A brain drain for Ireland as economy buckles
“The economic crisis didn't just appear 'because of America,' as I've heard many-a supposedly educated person say. Our country is the way it is now because of the people in it. We created the mess,” he says.
“Mistakes were made, trusted professionals committed spectacular errors of judgment. Their legacy is there for all to see at the moment.”
Eoin recently got offered a job with FOX Soccer Channel as an anchor and reporter in Winnipeg. This Irish export will be broadcast nightly across the U.S. and Canada on FOX. Yet another Irish graduate that got away.
For many of us ex-pats the prospect of returning home to become another statistic in the dole queue is not very appealing.
Eimear graduated with a degree in journalism from Dublin City University and spent the last year living in New York City.

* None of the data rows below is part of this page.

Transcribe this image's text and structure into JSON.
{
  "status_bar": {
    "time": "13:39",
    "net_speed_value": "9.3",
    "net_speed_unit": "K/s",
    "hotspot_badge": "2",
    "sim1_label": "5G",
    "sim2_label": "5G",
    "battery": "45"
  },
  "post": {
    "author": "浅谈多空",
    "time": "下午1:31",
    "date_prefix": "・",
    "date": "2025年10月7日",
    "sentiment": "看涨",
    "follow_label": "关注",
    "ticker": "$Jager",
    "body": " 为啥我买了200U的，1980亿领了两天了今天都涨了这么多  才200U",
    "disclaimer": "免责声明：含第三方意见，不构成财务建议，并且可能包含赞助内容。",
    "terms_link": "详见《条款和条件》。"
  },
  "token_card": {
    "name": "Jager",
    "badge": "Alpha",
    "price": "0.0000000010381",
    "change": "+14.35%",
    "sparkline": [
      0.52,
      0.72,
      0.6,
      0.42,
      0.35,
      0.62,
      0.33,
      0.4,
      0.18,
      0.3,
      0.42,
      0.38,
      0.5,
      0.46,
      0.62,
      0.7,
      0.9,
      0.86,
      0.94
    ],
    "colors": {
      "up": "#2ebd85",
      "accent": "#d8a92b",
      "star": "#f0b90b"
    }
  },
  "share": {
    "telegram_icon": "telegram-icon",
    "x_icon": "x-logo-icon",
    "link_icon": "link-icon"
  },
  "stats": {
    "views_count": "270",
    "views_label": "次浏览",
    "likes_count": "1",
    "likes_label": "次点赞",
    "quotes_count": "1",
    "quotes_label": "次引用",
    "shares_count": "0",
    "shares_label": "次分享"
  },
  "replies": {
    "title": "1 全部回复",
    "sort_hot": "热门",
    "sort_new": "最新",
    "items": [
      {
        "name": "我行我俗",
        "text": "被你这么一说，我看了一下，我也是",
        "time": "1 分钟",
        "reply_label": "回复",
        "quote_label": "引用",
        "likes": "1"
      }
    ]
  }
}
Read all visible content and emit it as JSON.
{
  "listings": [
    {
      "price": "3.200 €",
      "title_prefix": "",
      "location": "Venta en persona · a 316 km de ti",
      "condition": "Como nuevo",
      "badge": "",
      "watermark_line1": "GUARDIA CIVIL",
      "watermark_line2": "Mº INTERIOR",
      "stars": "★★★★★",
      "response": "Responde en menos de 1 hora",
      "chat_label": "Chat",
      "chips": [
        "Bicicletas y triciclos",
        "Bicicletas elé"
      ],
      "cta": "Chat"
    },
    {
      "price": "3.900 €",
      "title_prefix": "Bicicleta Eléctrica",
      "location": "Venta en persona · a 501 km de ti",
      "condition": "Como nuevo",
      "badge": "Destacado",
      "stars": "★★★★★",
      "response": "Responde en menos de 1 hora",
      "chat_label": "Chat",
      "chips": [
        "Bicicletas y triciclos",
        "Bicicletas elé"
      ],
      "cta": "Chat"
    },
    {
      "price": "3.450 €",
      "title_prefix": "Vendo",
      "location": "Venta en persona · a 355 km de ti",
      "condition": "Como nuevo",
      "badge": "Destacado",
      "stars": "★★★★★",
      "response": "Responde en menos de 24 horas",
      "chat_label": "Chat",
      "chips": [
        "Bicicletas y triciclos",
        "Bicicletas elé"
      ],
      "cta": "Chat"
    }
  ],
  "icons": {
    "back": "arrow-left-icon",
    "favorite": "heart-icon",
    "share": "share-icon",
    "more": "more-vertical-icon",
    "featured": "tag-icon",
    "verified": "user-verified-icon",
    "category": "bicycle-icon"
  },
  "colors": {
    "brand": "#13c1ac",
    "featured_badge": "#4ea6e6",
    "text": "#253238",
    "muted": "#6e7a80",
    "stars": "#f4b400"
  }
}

She interned with a publishing house while in New York, and admits that the job market here in New York is also very competitive.
“There's fierce competition for internships in New York, but there's also so many opportunities that it's hard to get disheartened -- there's always something else to apply for,” she feels.
“And there's so much variety that you can really specialize and do what you love. The flipside to the thriving internship culture is that paid jobs are really hard to come by.”
She recently returned home to Ireland. Not disheartened by the lack of career opportunities, she is currently job-hunting.
“Right now, I'm sending my CV everywhere -- publishing houses, arts organizations, bookshops. There isn't much being advertised but I'm hoping I'll just be lucky with timing,” Eimear says.
“I'll move anywhere in the country I can get a job. Next year, I hope to do an MA in creative writing.”
Due to the lack of job stimulus in Ireland, there is a common consensus among many of my Irish friends abroad that home has very little to offer us. I sincerely hope that this will change in the future.
So for now my five year plan is on hold. I’m content busing tables, pouring Cosmos and listening to Americans tell me about their Irish heritage when they order a Smithwicks.
In an Irish context, it seems that the next rung on my career ladder remains unattainable. My generation was fortunate enough to have been given access to world class education, to have grown up in the boom era but the country that gave us so much cannot provide us with the one thing we really need -- opportunity.